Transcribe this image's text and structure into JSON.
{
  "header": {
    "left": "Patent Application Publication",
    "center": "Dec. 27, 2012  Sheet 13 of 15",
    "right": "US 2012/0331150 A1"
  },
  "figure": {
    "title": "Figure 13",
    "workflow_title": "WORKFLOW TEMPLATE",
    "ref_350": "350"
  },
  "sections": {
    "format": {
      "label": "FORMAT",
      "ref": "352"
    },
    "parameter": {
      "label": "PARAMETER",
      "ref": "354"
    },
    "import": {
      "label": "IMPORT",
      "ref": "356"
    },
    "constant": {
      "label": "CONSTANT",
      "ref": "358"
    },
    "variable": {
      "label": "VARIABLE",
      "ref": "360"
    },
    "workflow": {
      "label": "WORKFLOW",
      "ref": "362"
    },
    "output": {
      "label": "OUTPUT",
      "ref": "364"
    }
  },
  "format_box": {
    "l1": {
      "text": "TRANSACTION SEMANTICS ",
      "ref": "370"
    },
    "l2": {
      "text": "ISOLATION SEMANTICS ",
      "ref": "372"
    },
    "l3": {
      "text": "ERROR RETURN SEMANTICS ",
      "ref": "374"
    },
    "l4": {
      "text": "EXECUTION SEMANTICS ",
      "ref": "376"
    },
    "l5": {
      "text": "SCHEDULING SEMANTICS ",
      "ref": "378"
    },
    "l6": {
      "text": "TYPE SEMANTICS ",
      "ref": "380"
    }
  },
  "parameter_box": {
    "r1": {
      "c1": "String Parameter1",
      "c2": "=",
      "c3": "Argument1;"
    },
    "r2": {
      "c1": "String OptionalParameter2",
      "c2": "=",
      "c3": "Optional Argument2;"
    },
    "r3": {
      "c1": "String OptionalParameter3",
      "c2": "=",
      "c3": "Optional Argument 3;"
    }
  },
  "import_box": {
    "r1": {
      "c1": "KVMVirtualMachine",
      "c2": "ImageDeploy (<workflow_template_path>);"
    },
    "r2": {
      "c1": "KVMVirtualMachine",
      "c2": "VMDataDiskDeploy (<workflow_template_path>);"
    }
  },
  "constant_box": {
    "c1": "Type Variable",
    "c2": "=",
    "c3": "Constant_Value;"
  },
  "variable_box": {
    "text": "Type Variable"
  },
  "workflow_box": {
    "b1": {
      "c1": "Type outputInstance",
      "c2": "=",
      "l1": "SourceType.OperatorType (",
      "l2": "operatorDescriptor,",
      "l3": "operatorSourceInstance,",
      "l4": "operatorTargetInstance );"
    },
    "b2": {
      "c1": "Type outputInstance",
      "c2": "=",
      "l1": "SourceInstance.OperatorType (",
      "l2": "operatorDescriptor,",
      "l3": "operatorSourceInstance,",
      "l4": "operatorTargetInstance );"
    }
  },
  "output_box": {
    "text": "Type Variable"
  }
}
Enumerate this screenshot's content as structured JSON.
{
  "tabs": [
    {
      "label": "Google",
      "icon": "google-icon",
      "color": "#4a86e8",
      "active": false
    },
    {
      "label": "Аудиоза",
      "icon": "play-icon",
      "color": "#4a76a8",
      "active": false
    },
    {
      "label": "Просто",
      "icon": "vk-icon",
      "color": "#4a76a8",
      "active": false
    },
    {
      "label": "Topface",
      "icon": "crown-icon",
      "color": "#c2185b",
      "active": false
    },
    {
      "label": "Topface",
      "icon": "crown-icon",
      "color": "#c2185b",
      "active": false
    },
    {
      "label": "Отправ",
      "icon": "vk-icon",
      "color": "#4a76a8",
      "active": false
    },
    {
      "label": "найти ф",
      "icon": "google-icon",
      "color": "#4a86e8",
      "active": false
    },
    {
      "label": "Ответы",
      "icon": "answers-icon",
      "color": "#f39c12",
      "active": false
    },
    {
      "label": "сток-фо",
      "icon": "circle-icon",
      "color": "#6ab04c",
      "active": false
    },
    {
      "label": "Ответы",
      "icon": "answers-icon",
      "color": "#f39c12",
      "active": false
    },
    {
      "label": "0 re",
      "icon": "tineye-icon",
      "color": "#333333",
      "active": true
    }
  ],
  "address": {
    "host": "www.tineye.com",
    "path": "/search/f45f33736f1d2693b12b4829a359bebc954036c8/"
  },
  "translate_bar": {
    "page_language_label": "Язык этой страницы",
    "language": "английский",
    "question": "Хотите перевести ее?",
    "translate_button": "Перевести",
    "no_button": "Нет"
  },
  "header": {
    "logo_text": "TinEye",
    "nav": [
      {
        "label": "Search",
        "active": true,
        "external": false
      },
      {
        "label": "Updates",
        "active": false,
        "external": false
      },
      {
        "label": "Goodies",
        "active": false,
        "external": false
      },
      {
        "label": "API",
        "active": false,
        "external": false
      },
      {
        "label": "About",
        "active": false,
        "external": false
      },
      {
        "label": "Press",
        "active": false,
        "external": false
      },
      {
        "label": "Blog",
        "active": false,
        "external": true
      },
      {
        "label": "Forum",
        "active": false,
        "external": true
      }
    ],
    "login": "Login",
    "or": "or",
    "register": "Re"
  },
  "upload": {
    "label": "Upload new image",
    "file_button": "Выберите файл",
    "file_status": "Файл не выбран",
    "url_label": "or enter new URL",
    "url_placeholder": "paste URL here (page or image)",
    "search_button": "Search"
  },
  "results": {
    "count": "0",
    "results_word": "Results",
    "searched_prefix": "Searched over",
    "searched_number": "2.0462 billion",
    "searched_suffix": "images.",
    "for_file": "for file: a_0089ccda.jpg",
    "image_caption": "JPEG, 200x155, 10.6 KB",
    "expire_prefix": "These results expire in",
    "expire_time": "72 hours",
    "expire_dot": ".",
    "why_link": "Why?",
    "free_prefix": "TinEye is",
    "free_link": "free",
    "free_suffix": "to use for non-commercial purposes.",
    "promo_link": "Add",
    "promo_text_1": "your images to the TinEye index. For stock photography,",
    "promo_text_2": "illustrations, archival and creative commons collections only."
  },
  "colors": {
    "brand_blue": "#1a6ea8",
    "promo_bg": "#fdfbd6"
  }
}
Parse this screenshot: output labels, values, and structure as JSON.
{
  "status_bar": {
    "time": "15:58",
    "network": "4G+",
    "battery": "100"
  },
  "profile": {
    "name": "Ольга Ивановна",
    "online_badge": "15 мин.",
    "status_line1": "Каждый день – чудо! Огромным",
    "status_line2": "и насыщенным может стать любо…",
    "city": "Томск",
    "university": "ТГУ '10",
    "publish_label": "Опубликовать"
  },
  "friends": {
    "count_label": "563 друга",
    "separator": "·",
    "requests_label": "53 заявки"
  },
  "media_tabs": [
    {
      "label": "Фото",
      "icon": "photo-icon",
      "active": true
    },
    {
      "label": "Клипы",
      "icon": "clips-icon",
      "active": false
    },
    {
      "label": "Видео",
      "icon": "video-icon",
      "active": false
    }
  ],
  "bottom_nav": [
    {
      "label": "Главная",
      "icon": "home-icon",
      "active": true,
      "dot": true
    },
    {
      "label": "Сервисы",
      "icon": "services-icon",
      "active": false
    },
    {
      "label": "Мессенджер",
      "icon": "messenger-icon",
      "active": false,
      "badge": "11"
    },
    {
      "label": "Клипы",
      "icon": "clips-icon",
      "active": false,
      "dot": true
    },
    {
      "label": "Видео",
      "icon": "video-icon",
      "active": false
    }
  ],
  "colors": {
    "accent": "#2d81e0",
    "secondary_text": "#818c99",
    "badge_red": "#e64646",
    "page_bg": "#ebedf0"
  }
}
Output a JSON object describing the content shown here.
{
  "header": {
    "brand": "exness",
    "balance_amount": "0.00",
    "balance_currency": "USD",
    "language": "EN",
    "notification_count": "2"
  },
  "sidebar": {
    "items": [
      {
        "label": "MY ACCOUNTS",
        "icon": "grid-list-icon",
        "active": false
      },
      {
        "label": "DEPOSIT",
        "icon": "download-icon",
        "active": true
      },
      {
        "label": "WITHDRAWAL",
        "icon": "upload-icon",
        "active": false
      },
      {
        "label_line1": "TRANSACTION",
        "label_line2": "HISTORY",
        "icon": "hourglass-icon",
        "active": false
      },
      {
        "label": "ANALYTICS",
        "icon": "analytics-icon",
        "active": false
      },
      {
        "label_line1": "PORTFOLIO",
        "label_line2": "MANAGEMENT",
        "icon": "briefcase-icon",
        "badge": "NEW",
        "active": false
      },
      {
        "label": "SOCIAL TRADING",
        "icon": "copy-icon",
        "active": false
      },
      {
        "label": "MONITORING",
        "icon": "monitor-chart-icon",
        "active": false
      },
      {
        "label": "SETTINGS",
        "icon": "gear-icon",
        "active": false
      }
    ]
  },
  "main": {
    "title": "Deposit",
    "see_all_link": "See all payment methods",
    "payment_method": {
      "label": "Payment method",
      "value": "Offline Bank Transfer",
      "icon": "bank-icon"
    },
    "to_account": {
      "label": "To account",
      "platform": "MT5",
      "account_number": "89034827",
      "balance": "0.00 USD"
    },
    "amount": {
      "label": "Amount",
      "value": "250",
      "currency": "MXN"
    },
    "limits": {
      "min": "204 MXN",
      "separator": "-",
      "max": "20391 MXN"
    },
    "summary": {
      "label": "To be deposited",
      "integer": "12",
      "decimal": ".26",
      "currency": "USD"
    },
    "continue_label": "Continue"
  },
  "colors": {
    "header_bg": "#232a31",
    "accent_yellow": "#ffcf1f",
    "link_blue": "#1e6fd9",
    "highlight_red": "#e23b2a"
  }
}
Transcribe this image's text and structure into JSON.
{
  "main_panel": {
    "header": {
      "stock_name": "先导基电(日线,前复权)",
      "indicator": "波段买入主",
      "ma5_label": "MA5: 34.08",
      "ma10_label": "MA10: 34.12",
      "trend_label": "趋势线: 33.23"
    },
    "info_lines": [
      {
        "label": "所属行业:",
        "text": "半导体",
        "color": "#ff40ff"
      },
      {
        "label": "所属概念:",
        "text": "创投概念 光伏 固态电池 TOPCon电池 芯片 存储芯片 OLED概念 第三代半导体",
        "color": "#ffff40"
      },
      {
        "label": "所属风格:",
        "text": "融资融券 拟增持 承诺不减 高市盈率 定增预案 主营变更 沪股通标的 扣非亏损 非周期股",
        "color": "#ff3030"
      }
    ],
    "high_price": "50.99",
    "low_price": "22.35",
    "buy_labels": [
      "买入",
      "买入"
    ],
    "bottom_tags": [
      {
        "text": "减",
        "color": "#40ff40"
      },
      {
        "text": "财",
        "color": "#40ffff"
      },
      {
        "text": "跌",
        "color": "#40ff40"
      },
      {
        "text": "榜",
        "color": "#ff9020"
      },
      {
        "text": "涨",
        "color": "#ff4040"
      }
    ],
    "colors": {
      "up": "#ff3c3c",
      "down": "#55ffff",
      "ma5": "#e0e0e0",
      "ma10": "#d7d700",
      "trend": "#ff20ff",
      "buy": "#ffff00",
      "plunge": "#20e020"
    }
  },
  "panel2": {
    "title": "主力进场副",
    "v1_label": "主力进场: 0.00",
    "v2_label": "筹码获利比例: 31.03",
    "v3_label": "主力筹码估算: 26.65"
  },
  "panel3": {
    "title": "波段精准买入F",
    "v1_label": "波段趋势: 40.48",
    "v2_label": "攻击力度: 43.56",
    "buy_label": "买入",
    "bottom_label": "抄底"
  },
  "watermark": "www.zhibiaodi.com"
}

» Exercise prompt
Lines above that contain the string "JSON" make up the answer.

» Answer box
Transcribe this image's text and structure into JSON.
Enumerate this screenshot's content as structured JSON.
Parse this screenshot: output labels, values, and structure as JSON.
Output a JSON object describing the content shown here.
Transcribe this image's text and structure into JSON.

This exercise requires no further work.